The most popular remote jobs in the US that don’t require college degrees are customer service representative, salesperson, administrative assistant, data entry specialist, and sales development representative, according to LinkedIn.
More choice for all workers
The pandemic has pushed many in-person roles to go online, according to Guy Berger, an economist at LinkedIn. Now, jobs like fitness instructors and medical professionals can do some aspect of their work remotely thanks to tools like Zoom and Slack. If companies are allowing their employees to work remotely, the idea is that the policy will affect workers at all levels—giving a growing number of workers in the lower ranks more choice than they ever had before.
This development could expand the talent pool for employers, Berger notes. More people may move laterally from industries that are not as remote-friendly, such as construction or restaurant, to ones that allow for more remote work, he says.
But this also raises the question of whether the outsourcing of these jobs will become more prevalent, as some companies look to cut office costs.
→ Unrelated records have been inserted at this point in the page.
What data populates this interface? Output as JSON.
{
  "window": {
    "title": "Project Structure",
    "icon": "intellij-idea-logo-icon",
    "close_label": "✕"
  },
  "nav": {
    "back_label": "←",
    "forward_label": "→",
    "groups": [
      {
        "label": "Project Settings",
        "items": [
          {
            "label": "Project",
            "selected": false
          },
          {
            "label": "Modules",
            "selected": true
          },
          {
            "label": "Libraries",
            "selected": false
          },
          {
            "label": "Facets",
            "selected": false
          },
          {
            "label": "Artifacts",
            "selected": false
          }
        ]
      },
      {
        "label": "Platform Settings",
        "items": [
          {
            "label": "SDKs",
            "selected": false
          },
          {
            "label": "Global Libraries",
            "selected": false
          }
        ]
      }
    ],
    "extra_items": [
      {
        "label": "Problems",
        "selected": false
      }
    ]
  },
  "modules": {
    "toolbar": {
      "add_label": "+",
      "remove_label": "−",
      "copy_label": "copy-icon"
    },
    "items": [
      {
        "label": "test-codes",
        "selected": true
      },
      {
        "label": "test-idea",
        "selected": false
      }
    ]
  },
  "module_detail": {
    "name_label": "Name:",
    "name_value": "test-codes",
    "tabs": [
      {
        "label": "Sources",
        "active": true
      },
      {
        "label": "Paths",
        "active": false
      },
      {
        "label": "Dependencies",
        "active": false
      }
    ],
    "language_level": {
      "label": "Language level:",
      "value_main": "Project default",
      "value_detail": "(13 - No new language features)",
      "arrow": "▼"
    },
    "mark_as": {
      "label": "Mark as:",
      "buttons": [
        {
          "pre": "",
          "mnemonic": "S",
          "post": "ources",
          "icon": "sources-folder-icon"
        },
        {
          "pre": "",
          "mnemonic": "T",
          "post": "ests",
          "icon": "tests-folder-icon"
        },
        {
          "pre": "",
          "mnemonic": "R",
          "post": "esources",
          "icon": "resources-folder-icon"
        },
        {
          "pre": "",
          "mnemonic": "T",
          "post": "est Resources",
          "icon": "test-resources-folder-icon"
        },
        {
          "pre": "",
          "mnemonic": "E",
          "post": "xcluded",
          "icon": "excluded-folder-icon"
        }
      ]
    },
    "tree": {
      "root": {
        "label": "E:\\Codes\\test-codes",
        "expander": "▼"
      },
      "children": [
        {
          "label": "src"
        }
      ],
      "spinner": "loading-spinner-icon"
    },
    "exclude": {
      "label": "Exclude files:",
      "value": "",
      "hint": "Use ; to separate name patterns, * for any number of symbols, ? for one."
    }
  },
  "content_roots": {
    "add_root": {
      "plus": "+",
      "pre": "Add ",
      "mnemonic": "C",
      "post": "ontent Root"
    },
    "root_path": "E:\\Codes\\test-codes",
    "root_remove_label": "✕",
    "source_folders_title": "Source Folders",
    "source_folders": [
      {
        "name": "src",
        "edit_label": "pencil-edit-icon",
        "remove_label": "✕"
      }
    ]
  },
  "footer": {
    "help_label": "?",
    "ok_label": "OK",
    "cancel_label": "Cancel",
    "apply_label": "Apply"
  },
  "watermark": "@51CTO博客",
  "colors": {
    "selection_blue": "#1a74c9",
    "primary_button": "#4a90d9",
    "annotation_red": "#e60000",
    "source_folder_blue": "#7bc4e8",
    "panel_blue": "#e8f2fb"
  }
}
Companies already contracting out services may have more ability to look for cheaper options abroad, wrote Daniel Zhao, an economist at Glassdoor, in an email: “Inevitably, employers with an expanding remote workforce will consider why a job done remotely in Idaho can’t be done remotely in India.”
The labor market still remains in flux—for instance, some remote jobs may revert back to in-person roles—but Berger says he expects the pool of remote jobs that don’t require college degrees to expand.